So it’s an absolute pleasure to have been given Penny’s fine collection of articles as a gift, and an even greater pleasure to review them for Peace News. Some people are put off by Penny’s sometimes emotional writing, but I love her passion, wit and intelligence, which are all in evidence here. The pieces are separated into several sections. Part one is taken from her blog posts about the recent demonstrations – one even posted from the middle of the November student protest while she sheltered from flying glass. This is Penny at her most emotive, telling us what she saw and felt with clarity and compassion. I found the descriptions of shivering schoolgirls, youngsters burning placards to keep warm in kettles [police cordons] and being beaten by police, intensely moving. The fact that she isn’t afraid to write about the minority of protesters who were violent in later demonstrations, makes her journalism all the more trustworthy.

The remaining articles are more reflective, but no less angry. I particularly enjoyed the series of pieces addressing feminist issues. I sometimes feel that modern feminism has given in to mainstream culture, so it’s refreshing to see a young woman tackling plastic surgery, the Sun, burlesque and the fashion industry. Penny writes with a barely-controlled rage, but never loses her sense of humour. This is best illustrated in a discussion about vajazzling [ie the application of glitter and jewels to a woman’s waxed mons pubis] which she suggests is sold “as if what women really need to empower themselves is not education and meaningful work, but genitals that resemble a traumatic, intimate accident in a Claire’s accessory shop.”

Other sections look at policy (Atos benefits tests, education, internships) and culture (a nice series exploring the political ramification of particular works of art, fiction and film). She wraps up on a note of hope, with articles about inspiring people and movements such as Brian Haw, UK Uncut and the Really Free School.

This is an excellent collection for both the well-informed and the newbie activist.
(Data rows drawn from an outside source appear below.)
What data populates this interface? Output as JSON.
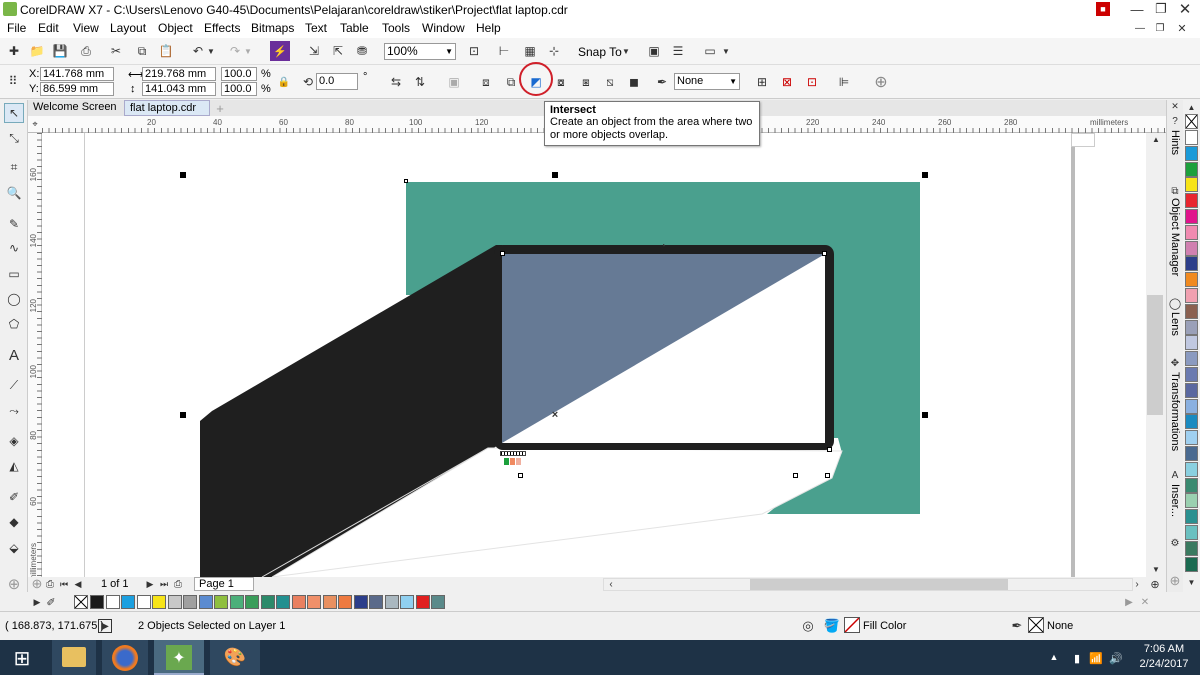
{
  "window": {
    "title": "CorelDRAW X7 - C:\\Users\\Lenovo G40-45\\Documents\\Pelajaran\\coreldraw\\stiker\\Project\\flat laptop.cdr",
    "controls": [
      "minimize",
      "restore",
      "close"
    ]
  },
  "menu": [
    "File",
    "Edit",
    "View",
    "Layout",
    "Object",
    "Effects",
    "Bitmaps",
    "Text",
    "Table",
    "Tools",
    "Window",
    "Help"
  ],
  "standard_toolbar": {
    "zoom": "100%",
    "snap_to": "Snap To"
  },
  "property_bar": {
    "x_label": "X:",
    "x_value": "141.768 mm",
    "y_label": "Y:",
    "y_value": "86.599 mm",
    "width": "219.768 mm",
    "height": "141.043 mm",
    "scale_w": "100.0",
    "scale_h": "100.0",
    "percent": "%",
    "rotation": "0.0",
    "degree": "°",
    "outline": "None"
  },
  "tooltip": {
    "title": "Intersect",
    "description": "Create an object from the area where two or more objects overlap."
  },
  "doc_tabs": [
    "Welcome Screen",
    "flat laptop.cdr"
  ],
  "ruler": {
    "h_ticks": [
      "20",
      "40",
      "60",
      "80",
      "100",
      "120",
      "220",
      "240",
      "260",
      "280"
    ],
    "unit": "millimeters",
    "v_ticks": [
      "160",
      "140",
      "120",
      "100",
      "80",
      "60"
    ],
    "v_unit": "millimeters"
  },
  "page_nav": {
    "counter": "1 of 1",
    "page_tab": "Page 1"
  },
  "dockers": [
    "Hints",
    "Object Manager",
    "Lens",
    "Transformations",
    "Inser..."
  ],
  "palette_bottom": [
    "#1a1a1a",
    "#ffffff",
    "#1ca0e0",
    "#ffffff",
    "#f7e418",
    "#c8c8c8",
    "#a0a0a0",
    "#5b8bd0",
    "#8fbf3f",
    "#4caf7a",
    "#3a9d5a",
    "#2c8a6a",
    "#229090",
    "#e98060",
    "#f0906a",
    "#e89060",
    "#ee7a40",
    "#2c3e8a",
    "#5a6a8a",
    "#aab8c0",
    "#90d0f0",
    "#e02020",
    "#5a8a8a"
  ],
  "palette_right": [
    "#ffffff",
    "#1a9ad8",
    "#1ca03c",
    "#f7e418",
    "#e8262f",
    "#e0148c",
    "#f08ab0",
    "#d080b0",
    "#2c3e8a",
    "#f08a20",
    "#f0a0b0",
    "#8a6050",
    "#9aa0b8",
    "#c0c8e0",
    "#8a9ac0",
    "#6a7ab0",
    "#5a68a0",
    "#8ab0e0",
    "#1a8ac0",
    "#a0d0f0",
    "#4a6a90",
    "#8ad0e0",
    "#3a8a70",
    "#9ad0b0",
    "#2a9090",
    "#6ac0c0",
    "#3a7a60",
    "#1a6a50"
  ],
  "status": {
    "coords": "( 168.873, 171.675 )",
    "message": "2 Objects Selected on Layer 1",
    "fill": "Fill Color",
    "outline": "None"
  },
  "taskbar": {
    "time": "7:06 AM",
    "date": "2/24/2017"
  },
  "colors": {
    "teal": "#4aa08e",
    "laptop_dark": "#1f1f1f",
    "screen_blue": "#667a95",
    "taskbar": "#1e3246"
  }
}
I may not always agree with Penny (she won’t get me approving the use of the word “cunt”, though I do admire her for trying) but I am always inspired and impressed by her. This is without doubt my book of the year. Buy it now. You won’t regret it.